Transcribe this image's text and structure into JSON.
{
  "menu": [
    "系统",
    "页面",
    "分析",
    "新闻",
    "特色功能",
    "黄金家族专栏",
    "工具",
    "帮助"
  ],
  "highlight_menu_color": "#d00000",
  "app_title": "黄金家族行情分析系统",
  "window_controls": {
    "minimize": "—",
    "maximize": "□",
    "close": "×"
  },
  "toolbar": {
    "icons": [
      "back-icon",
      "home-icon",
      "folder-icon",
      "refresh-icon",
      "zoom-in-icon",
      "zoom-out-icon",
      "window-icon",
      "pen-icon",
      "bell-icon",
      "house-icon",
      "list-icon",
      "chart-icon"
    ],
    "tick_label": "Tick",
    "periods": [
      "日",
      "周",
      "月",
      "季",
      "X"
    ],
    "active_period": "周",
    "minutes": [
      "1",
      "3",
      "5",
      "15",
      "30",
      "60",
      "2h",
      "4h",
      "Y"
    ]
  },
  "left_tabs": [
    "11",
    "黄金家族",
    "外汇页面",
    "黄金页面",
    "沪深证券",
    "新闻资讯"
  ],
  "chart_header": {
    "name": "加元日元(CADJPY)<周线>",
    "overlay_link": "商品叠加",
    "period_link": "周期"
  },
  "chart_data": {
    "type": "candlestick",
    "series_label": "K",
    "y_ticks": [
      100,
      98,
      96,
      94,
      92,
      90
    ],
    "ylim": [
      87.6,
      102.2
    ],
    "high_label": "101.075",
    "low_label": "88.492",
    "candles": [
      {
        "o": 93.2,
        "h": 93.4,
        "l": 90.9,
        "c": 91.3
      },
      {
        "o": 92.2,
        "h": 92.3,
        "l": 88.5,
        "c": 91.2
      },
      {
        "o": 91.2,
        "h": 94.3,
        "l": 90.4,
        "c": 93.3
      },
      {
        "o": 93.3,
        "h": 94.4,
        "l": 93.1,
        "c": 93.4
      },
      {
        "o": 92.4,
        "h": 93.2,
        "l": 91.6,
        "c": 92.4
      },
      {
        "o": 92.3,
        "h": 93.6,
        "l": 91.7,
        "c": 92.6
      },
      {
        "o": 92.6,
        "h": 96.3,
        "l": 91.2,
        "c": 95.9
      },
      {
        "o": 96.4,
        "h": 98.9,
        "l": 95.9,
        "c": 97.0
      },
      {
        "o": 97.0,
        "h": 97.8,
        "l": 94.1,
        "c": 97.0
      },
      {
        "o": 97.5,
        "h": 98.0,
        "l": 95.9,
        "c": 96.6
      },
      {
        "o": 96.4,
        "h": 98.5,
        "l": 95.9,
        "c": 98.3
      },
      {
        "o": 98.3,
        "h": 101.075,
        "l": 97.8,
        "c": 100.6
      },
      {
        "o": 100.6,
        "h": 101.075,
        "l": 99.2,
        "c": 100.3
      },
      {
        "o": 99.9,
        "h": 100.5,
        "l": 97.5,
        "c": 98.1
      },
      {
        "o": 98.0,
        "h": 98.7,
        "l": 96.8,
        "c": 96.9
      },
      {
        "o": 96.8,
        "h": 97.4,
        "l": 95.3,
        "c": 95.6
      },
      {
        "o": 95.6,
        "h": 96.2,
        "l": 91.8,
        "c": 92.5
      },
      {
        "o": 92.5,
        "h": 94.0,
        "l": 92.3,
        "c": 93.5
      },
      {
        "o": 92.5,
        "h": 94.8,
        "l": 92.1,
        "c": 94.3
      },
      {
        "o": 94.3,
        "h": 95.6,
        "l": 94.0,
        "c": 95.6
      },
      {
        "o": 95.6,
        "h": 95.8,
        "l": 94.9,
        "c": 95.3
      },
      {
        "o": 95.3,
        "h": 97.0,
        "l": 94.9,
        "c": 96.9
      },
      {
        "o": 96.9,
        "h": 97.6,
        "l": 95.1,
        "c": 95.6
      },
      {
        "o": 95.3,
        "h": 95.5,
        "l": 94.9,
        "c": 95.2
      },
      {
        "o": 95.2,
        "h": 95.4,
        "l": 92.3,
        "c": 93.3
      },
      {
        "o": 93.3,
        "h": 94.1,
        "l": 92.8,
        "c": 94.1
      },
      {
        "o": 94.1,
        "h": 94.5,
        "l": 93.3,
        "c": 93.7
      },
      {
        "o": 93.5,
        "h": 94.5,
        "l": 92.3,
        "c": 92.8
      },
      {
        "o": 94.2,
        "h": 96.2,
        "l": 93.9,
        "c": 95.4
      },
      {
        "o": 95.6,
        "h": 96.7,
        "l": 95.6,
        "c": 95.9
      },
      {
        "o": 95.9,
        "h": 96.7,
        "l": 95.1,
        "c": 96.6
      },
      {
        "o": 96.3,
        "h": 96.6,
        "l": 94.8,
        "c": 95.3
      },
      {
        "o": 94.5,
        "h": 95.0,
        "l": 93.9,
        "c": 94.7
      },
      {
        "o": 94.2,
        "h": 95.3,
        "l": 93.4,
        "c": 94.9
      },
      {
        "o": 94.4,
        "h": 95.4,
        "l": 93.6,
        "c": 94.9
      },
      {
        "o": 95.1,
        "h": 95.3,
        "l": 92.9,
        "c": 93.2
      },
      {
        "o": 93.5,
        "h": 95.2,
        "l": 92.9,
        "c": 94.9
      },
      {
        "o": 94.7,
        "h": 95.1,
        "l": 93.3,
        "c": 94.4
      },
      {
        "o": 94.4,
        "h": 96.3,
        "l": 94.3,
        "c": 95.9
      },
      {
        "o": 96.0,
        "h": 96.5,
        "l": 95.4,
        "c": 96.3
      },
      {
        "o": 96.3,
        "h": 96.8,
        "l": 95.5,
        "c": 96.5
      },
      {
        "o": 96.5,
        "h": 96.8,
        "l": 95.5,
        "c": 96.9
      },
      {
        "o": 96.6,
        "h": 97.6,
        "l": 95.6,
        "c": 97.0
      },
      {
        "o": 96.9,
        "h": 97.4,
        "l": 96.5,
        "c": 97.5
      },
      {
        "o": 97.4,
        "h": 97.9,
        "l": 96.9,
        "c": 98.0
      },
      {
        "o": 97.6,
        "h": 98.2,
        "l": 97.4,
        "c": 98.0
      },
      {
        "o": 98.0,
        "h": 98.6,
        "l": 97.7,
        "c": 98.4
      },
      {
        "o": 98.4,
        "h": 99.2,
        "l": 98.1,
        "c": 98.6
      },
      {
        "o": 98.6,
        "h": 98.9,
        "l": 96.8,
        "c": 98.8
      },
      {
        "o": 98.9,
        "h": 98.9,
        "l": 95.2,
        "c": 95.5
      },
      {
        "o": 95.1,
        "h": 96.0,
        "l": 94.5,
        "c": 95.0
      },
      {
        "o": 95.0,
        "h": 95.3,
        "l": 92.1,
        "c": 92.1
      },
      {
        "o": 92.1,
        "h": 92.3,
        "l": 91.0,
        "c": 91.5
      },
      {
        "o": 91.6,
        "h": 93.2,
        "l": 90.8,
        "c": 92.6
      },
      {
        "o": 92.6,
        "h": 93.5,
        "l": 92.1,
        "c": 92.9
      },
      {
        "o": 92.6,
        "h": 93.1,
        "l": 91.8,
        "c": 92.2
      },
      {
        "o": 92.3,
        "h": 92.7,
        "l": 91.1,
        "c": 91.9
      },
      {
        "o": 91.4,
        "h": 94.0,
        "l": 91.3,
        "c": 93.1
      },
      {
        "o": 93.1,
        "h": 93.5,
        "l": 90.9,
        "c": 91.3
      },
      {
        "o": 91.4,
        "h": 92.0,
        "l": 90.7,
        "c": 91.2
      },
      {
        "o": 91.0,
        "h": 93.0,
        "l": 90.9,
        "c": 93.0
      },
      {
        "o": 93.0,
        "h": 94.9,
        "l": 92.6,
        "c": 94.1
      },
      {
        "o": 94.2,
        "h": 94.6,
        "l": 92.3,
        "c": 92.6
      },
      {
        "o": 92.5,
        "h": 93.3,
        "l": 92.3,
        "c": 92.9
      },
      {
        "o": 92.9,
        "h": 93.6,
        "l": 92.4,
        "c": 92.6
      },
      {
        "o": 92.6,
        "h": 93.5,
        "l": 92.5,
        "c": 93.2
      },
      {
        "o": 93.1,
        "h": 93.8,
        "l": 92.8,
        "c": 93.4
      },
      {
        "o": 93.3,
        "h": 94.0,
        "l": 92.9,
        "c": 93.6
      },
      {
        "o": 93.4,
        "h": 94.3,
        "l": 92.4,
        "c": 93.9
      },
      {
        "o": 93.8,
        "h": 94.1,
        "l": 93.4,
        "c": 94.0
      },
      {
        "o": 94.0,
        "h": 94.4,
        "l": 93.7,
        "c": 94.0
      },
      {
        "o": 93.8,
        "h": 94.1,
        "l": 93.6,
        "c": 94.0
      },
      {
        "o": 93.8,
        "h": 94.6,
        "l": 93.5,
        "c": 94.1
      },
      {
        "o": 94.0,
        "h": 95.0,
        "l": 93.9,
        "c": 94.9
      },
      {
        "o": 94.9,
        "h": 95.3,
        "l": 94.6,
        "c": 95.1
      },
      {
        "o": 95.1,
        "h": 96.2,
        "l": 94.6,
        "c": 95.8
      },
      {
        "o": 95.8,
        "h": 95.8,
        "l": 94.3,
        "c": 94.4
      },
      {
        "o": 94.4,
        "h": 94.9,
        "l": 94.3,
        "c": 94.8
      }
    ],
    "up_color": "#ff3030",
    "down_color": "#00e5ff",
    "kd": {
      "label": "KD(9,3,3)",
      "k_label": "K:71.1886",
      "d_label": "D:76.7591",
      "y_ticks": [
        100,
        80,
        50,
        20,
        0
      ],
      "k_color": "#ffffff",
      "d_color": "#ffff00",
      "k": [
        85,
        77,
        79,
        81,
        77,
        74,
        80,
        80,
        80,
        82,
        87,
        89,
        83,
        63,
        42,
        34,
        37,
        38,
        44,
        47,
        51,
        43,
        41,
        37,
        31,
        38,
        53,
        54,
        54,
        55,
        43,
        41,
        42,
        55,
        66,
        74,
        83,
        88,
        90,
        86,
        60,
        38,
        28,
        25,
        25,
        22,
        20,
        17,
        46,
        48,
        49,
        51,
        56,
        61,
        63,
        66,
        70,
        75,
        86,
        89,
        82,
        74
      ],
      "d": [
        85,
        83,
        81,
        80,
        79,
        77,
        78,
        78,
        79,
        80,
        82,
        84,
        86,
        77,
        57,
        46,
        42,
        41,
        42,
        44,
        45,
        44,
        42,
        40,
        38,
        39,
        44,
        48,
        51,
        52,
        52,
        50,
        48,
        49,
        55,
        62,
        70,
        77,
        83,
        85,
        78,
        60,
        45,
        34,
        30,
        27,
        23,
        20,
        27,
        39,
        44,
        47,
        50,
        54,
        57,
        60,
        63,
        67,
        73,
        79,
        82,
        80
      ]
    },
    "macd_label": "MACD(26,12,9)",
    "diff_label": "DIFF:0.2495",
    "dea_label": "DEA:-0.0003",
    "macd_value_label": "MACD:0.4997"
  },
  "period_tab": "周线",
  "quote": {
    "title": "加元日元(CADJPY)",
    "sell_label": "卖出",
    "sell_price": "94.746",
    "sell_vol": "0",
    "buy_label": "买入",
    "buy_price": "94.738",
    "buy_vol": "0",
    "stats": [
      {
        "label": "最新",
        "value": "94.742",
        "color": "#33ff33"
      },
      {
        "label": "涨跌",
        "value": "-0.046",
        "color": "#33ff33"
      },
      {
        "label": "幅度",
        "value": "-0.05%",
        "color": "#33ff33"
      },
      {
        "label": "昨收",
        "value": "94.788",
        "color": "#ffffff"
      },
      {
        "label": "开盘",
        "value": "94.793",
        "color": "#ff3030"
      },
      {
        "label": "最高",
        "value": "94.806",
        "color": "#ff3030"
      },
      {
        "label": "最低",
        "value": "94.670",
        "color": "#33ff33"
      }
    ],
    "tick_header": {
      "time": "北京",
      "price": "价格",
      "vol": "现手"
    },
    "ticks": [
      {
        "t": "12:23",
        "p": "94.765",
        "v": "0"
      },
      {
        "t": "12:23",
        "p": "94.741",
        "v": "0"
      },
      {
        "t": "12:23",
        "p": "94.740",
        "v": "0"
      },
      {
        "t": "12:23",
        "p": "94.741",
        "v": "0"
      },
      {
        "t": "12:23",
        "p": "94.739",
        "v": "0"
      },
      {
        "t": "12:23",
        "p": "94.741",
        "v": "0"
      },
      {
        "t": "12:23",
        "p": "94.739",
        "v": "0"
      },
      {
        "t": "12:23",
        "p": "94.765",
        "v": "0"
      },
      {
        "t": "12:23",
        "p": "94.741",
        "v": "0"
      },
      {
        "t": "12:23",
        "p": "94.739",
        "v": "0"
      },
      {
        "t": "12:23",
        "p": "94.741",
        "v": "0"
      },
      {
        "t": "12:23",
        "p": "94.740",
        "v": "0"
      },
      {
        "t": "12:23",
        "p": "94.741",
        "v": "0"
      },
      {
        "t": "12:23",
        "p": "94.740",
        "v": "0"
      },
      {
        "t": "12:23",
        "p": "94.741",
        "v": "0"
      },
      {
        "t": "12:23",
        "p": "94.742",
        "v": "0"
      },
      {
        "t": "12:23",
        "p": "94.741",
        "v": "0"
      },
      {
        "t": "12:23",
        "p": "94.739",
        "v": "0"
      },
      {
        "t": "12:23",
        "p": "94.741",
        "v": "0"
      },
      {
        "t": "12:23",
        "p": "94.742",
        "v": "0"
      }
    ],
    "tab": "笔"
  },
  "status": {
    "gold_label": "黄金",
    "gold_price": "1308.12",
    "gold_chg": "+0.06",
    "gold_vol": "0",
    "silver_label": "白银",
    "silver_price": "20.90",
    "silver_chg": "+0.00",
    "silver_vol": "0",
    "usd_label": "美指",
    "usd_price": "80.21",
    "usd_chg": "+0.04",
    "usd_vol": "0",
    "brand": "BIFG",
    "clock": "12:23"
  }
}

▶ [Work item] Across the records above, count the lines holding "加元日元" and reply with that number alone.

▶ [Task solution] 2